The majority also suggests the movie did not affect deliberations because there was no discussion of it after McClaren and Rennie watched it. Again, the majority fails to persuasively explain how this circumstance rebuts the presumption of prejudice. If McClaren and Rennie watched the movie and accepted its premise, there would be no need for extensive discussion with 10 other jurors who already agreed. Indeed, the record confirms there was little discussion about any topic on the day of the verdict given the 30-minute time frame. Although the majority suggests that neither McClaren nor Rennie mentioned they had seen the movie once deliberations resumed (maj. opn., ante, at p. 37), this suggestion is at odds with Ary’s testimony that one or both of them mentioned the film. The magistrate sustained a hearsay objection to any further elaboration on the point. In any event, Ary was well-aware that McClaren and Rennie had seen the movie, suggesting the topic was at least mentioned. The brevity of subsequent deliberations strongly suggests the movie played a part in the two jurors’ decisionmaking.
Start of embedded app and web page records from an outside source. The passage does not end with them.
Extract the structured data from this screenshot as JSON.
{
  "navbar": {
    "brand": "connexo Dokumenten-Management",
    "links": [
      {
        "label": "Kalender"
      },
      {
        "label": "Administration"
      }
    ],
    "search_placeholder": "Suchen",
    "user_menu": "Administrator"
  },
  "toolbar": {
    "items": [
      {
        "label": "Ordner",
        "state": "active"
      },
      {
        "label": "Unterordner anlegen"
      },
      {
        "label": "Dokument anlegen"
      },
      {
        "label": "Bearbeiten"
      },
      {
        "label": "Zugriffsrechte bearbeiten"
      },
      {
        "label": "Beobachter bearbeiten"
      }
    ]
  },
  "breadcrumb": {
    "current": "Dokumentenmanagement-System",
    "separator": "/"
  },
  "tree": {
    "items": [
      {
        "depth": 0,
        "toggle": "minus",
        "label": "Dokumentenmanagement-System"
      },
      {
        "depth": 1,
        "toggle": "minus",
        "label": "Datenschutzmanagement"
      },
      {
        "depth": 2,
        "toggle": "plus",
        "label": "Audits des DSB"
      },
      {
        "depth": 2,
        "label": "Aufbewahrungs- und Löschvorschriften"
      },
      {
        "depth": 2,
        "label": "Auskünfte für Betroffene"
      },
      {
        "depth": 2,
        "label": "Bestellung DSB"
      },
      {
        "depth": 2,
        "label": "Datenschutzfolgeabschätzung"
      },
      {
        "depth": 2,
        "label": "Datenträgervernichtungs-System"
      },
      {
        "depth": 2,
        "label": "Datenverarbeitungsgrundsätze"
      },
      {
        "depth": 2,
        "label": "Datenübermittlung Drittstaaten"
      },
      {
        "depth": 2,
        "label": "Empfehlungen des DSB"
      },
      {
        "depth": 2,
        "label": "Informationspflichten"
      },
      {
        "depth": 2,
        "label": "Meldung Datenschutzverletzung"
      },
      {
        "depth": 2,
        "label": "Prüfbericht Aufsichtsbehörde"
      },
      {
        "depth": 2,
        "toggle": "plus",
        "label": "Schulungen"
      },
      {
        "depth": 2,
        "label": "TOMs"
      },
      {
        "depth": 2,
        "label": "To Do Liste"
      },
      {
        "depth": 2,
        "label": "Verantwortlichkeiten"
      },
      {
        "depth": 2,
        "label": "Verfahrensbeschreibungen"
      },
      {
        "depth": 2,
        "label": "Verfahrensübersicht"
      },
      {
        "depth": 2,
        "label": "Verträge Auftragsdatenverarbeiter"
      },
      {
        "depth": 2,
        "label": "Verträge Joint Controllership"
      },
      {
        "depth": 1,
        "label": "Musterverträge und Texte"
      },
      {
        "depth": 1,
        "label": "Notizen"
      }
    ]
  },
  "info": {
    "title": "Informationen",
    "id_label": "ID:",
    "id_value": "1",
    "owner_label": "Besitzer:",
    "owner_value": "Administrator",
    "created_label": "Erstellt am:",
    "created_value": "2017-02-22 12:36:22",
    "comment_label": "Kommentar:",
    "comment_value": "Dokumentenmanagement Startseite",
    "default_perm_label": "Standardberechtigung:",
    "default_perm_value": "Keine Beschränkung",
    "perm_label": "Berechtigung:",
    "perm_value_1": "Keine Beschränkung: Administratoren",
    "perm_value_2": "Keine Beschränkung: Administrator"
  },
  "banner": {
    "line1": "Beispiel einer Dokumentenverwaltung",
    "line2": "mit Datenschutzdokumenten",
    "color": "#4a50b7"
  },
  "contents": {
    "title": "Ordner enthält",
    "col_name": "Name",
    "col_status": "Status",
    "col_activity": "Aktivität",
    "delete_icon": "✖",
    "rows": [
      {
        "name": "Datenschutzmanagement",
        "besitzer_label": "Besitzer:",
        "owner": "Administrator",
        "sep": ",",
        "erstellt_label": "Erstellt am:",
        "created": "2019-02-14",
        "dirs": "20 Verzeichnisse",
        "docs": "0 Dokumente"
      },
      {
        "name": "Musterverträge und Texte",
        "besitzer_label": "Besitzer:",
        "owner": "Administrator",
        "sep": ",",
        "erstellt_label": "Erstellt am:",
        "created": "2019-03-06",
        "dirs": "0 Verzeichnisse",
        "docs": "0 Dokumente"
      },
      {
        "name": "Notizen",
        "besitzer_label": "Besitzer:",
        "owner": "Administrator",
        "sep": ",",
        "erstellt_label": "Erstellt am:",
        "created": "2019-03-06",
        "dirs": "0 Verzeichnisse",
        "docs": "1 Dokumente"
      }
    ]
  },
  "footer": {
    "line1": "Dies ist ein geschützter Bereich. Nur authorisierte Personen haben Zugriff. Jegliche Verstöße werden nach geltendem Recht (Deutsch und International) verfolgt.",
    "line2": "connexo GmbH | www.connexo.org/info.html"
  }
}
Finally, the majority relies upon the testimony of Jurors Lewis and Rennie suggesting the undecided jurors did not change their votes in unison. When asked whether the undecided jurors changed their minds “one by one, or all together, ” Lewis replied, “One by one.” Rennie initially claimed that, after watching the movie, she did not vote for death “the next day” but she “eventually did.” She later conceded she did not remember whether more than a day had passed between her seeing the movie and voting for death. Their testimony hardly calls into question the film’s likely impact. The question is not whether McClaren and Rennie changed their minds at the same time, but whether there was a substantial likelihood that they did so because they were improperly influenced.
In sum, Jurors McClaren and Rennie committed misconduct. At the urging of other jurors, they watched a movie about prison gangs, for the express purpose of acquiring information to use in reaching a penalty verdict. This misconduct raises a presumption of prejudice against defendant. The totality of the circumstances “evidence[s] a state of mind that rendered [McClaren and Rennie] unable to perform [their] duty not to prejudge the case and to render a decision based solely upon the evidence presented to the jury.” (Nesler, supra, 16 Cal.4th at p. 589.) Far from rebutting the presumption, the record reveals a substantial likelihood that they were actually biased. Because this bias affected only the penalty phase, I would reverse the death verdict and remand for a new penalty phase trial.
I CONCUR: LIU, J.